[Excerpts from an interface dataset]
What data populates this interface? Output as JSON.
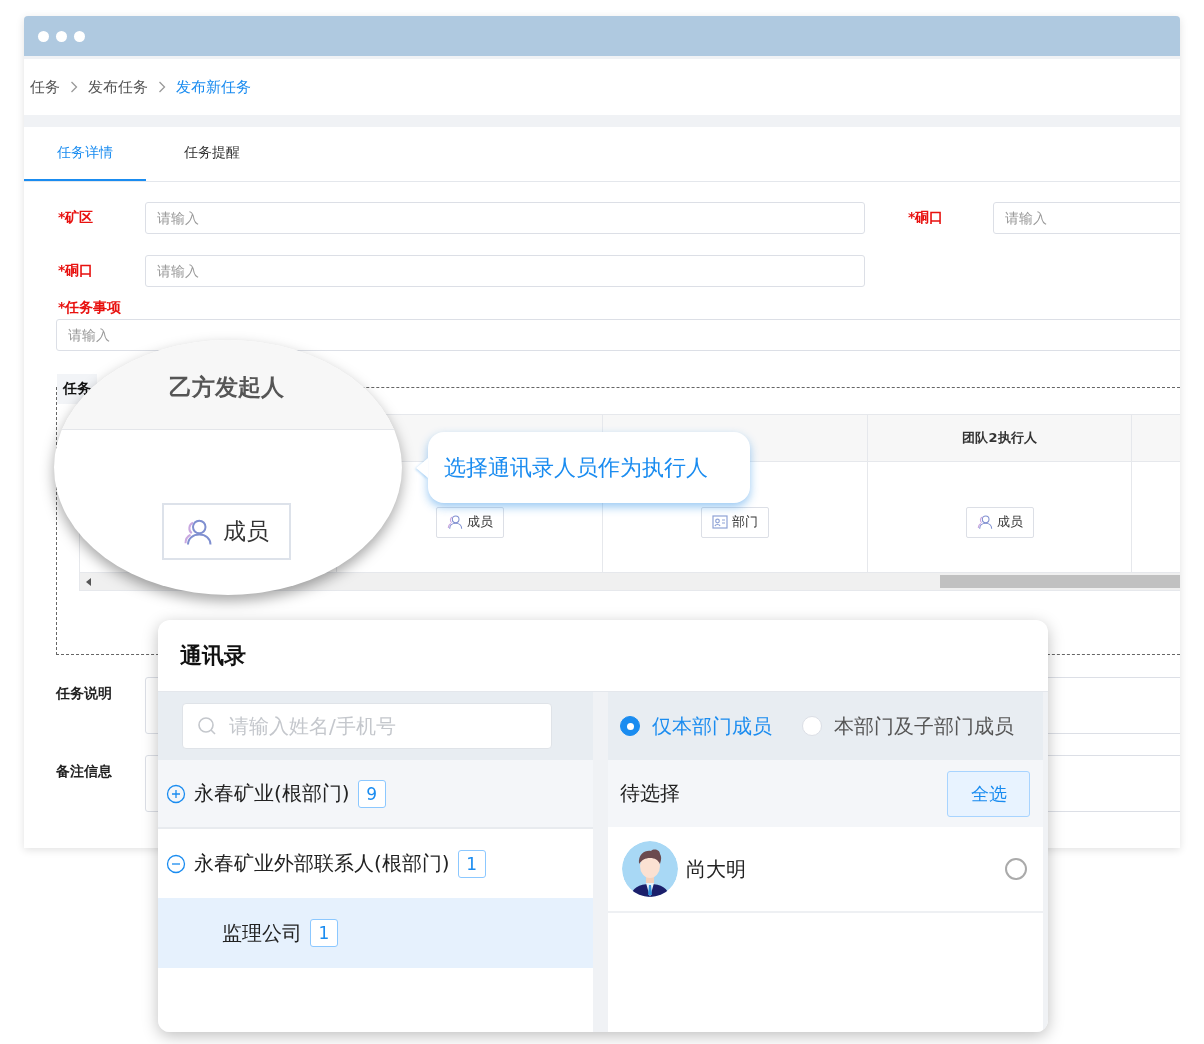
{
  "breadcrumb": [
    {
      "label": "任务",
      "current": false
    },
    {
      "label": "发布任务",
      "current": false
    },
    {
      "label": "发布新任务",
      "current": true
    }
  ],
  "tabs": [
    {
      "label": "任务详情",
      "selected": true
    },
    {
      "label": "任务提醒",
      "selected": false
    }
  ],
  "form_rows": [
    {
      "kind": "inline",
      "fields": [
        {
          "label": "*矿区",
          "placeholder": "请输入"
        },
        {
          "label": "*硐口",
          "placeholder": "请输入"
        }
      ]
    },
    {
      "kind": "inline",
      "fields": [
        {
          "label": "*硐口",
          "placeholder": "请输入"
        }
      ]
    },
    {
      "kind": "stacked",
      "fields": [
        {
          "label": "*任务事项",
          "placeholder": "请输入"
        }
      ]
    }
  ],
  "section": {
    "tag": "任务",
    "columns": [
      {
        "button": {
          "kind": "member",
          "label": "成员"
        }
      },
      {
        "button": {
          "kind": "department",
          "label": "部门"
        }
      },
      {
        "header": "团队2执行人",
        "button": {
          "kind": "member",
          "label": "成员"
        }
      }
    ]
  },
  "notes": [
    {
      "label": "任务说明"
    },
    {
      "label": "备注信息"
    }
  ],
  "magnifier": {
    "header": "乙方发起人",
    "button": {
      "kind": "member",
      "label": "成员"
    }
  },
  "tooltip": {
    "text": "选择通讯录人员作为执行人"
  },
  "contacts_dialog": {
    "title": "通讯录",
    "search": {
      "placeholder": "请输入姓名/手机号"
    },
    "tree": [
      {
        "label": "永春矿业(根部门)",
        "count": "9",
        "expanded": false,
        "selected": false
      },
      {
        "label": "永春矿业外部联系人(根部门)",
        "count": "1",
        "expanded": true,
        "selected": false,
        "children": [
          {
            "label": "监理公司",
            "count": "1",
            "selected": true
          }
        ]
      }
    ],
    "scope": [
      {
        "label": "仅本部门成员",
        "selected": true
      },
      {
        "label": "本部门及子部门成员",
        "selected": false
      }
    ],
    "pending_label": "待选择",
    "select_all": "全选",
    "members": [
      {
        "name": "尚大明",
        "checked": false
      }
    ]
  }
}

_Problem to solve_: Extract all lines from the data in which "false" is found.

_Answer for the task_:
      "current": false
      "current": false
      "selected": false
        "expanded": false,
        "selected": false
        "selected": false,
        "selected": false
        "checked": false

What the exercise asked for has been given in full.